The daughter of Norway’s King Harald V has been criticized for years for using her “princess” title in connection with her various business ventures. Now she’s finally admitted that she made “a mistake,” and she’ll only use “Martha Louise” in a commercial context.
The criticism began nearly 20 years ago, when Martha Louise (spelled “Märtha” in Norwegian) began publishing books and launched what became known as her “angel school,” which was aimed at helping people get in touch with their own angels. She has also taken part in programs about how to communicate with the dead, but the criticism reached fever pitch earlier this year when the recently divorced princess set off on a promotional tour entitled “The Princess and the Shaman,” with her new romantic partner, an American known as “Shaman” Durek Verrett.
“There’s been a lot of discussion over my use of (my) title in a commercial context recently,” Martha Louise wrote on social media Wednesday. She has earlier dismissed most of the criticism against her, refused to give up her title and even claimed she feels persecuted. She has often blamed the media for much of the criticism against her.
On Wednesday, however, she wrote that she was “very sorry” for using her title on the speaking tour with Durek Verrett. “It was a mistake and I understand that it provoked (people) when the princess-title was used in that manner,” Martha Louise wrote.
She claimed she had taken the “discussions” seriously, and her parents and brother, Crown Prince Haakon, clearly did as well. The crown prince told Norwegian Broadcasting (NRK) in May that he was following the public debate, “what’s been said and written,” not least after the local newspaper in his wife’s hometown of Kristiansand called for Martha Louise to give up her title.
‘Dialogue’ ended the commercial exploitation
“What we want is to have a dialogue with my sister, especially about titles and business activities,” the crown prince told NRK. He also seemed to dismiss Martha Louise’s own criticism of the media in June: “The Royal Family has good cooperation with the media,” Haakon said. “The press does an important job in the Norwegian society.”
Prime Minister Erna Solberg got caught in the debate as well, but deferred to the monarch. “I think the king himself has to evaluate these questions,” Solberg told NRK, “and they have said that they’re following developments and how she uses the princess name.”
On Wednesday, Solberg called the title decision “wise,” and in line with “what the Norwegian people think on this issue.” Solberg added that it was “good that she (Martha Louise) listened” to the criticism.
Jonas Gahr Støre, the opposition Labour Party’s candidate for prime minister, was among the critics. He called for tolerance for some of Martha Louise’s unconventional business activities, but said he was “skeptical and critical” towards “using a princess title, which is inherited, for commerial purposes where you can earn money on the title.”
Eivind Smith, a law professor at the University of Oslo, pointed out in June that royal titles are the responsibility of Martha Louise’s father King Harald. Guri Varpe, communications chief at the Royal Palace, confirmed to NRK that the royals and their staff were “following the debate … and will be in dialogue with the princess regarding the marketing of her business operations.”

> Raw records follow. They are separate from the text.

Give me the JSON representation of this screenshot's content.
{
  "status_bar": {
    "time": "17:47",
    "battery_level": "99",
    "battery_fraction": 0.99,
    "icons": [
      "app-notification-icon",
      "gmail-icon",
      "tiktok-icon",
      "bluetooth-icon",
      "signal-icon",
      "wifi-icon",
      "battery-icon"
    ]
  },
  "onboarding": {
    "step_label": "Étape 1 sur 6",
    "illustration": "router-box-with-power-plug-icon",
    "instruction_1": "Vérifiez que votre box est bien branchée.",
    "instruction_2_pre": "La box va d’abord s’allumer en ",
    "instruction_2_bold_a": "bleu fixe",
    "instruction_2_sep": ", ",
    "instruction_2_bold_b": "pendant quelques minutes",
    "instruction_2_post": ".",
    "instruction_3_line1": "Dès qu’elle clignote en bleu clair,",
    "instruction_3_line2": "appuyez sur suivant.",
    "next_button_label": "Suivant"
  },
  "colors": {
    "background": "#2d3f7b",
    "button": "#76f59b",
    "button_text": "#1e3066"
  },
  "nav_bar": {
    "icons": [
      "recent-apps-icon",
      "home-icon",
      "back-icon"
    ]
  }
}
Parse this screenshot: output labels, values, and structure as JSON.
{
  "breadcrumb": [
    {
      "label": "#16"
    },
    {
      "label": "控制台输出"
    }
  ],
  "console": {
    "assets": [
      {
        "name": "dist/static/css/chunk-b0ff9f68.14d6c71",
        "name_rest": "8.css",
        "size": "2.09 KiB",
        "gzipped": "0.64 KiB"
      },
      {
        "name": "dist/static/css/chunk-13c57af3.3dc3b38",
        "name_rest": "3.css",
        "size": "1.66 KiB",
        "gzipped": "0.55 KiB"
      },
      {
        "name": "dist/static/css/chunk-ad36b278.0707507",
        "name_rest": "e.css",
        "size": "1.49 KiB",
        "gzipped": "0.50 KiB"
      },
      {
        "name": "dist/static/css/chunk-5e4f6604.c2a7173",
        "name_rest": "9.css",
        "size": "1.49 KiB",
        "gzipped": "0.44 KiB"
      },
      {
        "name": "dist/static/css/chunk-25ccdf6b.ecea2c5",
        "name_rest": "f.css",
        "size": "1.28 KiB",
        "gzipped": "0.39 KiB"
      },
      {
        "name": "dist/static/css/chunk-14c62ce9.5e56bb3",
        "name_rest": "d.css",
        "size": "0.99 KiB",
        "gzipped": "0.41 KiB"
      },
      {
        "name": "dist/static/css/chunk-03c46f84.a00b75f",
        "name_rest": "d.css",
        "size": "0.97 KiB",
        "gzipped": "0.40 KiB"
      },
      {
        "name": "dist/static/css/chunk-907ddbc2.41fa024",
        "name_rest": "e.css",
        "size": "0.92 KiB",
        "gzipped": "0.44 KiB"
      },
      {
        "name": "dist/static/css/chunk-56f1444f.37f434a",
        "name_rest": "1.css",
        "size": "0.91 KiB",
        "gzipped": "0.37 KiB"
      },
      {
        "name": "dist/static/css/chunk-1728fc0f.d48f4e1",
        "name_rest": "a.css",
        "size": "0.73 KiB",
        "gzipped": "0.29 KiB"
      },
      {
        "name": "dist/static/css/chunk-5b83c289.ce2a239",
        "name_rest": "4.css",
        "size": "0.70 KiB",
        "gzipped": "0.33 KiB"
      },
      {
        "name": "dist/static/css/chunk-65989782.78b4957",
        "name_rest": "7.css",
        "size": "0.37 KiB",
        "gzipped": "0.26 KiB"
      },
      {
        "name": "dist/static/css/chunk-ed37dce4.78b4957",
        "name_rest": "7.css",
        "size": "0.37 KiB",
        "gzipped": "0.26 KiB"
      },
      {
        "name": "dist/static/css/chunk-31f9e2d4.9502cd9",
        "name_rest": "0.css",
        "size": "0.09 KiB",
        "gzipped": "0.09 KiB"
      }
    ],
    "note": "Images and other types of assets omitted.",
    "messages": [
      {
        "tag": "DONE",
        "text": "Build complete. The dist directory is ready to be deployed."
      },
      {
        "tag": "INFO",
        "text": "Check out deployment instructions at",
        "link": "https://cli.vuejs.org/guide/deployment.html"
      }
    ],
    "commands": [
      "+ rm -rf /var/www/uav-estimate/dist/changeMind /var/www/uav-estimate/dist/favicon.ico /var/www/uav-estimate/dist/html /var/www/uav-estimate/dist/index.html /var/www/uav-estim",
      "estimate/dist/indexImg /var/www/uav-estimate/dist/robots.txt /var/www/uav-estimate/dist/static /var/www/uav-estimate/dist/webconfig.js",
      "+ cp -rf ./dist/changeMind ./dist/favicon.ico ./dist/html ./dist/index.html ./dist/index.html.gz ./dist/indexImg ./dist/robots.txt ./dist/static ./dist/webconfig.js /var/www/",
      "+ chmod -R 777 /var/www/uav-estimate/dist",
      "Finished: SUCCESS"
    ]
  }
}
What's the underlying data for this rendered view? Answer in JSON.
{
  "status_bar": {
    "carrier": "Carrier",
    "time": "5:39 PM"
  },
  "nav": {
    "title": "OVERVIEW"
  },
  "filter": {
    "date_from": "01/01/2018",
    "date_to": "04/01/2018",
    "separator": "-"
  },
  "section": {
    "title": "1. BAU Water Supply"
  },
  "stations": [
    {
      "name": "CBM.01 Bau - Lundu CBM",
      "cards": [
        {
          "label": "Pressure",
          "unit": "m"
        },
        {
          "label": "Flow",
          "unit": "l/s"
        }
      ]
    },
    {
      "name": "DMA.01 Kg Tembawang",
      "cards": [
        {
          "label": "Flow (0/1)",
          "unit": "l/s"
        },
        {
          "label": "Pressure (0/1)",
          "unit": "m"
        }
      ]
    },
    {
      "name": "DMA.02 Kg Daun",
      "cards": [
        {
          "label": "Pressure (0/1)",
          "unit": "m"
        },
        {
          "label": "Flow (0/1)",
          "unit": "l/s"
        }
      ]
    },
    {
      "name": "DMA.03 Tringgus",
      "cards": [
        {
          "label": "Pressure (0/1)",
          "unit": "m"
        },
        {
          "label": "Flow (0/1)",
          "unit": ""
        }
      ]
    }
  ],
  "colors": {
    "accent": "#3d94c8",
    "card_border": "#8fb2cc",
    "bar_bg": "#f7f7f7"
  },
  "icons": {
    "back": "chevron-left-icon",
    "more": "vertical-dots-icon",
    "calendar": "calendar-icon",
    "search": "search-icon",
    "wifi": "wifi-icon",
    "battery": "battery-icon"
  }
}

The “dialogue” clearly has had an effect. “In cooperation with my family we have decided that it’s best that we make some changes,” Martha Louise wrote. “We have therefore reached agreement that I will use the princess title when I represent the Royal Family, perform officials duties in and out of Norway and in private.
“That means that in all commercial situations, I will only use Martha Louise.”
She called it “a good solution” that will “clearly separate” her commercial ventures from her role as a representative of the Royal Family. She wrote that it can also offer her “more freedom” in her business operations.
The editor of the newspaper Fædrelandsvennen in Kristiansand who had called on her to give up her title was relieved. “If the princess now stops using her title in a commerical context, this is good news,” said editor Vidar Udjus. “No one should earn money on having a royal title. The Royal Family shall serve the people, not earn money on them.” He thinks the “noise” around Martha Louise has weakend the entire royal family.
The Royal Palace posted a short statement on its official website confirming that Martha Louise will no longer use her princess title in her businesses, only her name (Märtha/Martha Louise) in “income-generating” operations, with no further elaboration. Martha Louise’s manager, Carina Scheele Carlsen, issued a statement that “Princess Martha Louise doesn’t want to comment further on the issue.”
NRK noted that Martha Louise also set up a new Instagram account, calling it “my new page for my work related projects where I use my name without my title. I am simply Märtha Louise. Let’s explore life and go on adventures together.”